▶ About this task: Would you please copy each line of the listing that mentions "kind"?

▶ Listed entries:
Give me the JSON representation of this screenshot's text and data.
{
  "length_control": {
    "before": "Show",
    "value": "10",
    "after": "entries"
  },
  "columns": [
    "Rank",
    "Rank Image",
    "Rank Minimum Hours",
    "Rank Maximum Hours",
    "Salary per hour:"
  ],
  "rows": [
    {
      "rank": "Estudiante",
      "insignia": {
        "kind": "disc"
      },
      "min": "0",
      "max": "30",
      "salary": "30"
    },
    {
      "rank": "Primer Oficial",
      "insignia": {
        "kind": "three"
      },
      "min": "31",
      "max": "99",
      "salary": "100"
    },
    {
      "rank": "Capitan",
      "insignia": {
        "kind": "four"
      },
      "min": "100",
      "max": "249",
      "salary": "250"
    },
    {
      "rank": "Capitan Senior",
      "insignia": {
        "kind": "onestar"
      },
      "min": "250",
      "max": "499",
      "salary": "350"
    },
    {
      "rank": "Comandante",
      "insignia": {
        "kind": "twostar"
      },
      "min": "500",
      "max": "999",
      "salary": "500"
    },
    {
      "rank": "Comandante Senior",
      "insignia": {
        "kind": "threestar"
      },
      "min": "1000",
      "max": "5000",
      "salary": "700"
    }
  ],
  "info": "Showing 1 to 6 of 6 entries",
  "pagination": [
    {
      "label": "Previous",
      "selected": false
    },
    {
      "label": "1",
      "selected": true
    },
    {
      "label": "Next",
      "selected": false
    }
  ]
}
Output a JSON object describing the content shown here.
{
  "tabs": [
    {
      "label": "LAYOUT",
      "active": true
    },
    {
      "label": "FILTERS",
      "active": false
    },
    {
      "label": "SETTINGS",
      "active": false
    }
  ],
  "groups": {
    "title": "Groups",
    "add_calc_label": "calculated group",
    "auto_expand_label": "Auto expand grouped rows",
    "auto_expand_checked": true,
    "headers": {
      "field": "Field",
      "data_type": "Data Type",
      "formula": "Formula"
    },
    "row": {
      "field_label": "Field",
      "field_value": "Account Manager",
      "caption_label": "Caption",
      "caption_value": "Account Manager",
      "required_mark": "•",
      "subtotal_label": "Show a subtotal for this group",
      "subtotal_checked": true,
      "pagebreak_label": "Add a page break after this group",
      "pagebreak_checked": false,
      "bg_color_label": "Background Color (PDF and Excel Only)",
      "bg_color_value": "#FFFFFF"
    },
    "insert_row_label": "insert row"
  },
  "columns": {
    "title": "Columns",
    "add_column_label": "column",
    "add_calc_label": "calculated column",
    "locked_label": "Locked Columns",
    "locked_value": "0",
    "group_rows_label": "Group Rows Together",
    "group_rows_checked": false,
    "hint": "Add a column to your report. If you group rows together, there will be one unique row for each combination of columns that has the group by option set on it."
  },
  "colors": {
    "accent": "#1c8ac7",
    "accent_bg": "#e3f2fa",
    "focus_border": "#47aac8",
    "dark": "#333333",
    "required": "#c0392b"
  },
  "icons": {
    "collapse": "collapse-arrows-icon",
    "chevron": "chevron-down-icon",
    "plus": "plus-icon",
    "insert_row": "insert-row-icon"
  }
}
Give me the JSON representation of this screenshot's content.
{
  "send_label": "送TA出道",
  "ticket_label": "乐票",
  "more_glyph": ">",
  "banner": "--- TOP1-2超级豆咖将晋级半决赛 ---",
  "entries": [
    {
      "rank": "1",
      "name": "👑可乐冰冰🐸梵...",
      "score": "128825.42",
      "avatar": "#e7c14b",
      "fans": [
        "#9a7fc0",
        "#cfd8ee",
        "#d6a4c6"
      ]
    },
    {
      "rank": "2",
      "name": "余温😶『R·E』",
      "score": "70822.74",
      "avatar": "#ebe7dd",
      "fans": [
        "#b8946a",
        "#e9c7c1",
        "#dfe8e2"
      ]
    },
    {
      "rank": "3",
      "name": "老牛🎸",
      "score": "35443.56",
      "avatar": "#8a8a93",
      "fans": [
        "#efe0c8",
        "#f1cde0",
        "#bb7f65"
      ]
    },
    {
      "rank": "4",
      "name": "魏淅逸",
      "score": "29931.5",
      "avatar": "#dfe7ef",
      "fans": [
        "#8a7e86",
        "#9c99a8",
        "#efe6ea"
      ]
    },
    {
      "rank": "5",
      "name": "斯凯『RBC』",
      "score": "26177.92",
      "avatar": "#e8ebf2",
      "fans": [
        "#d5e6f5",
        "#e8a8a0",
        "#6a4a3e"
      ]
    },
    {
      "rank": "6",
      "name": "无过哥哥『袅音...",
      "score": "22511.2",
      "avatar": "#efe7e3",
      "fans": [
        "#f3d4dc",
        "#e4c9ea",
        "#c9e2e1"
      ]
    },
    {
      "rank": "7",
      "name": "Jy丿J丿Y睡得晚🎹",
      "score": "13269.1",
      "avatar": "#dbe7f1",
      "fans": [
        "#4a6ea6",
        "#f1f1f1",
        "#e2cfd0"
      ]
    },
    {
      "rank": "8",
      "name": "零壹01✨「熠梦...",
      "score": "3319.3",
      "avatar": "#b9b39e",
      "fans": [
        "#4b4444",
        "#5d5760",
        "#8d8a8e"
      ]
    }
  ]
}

▶ Solution to this task:
        "kind": "disc"
        "kind": "three"
        "kind": "four"
        "kind": "onestar"
        "kind": "twostar"
        "kind": "threestar"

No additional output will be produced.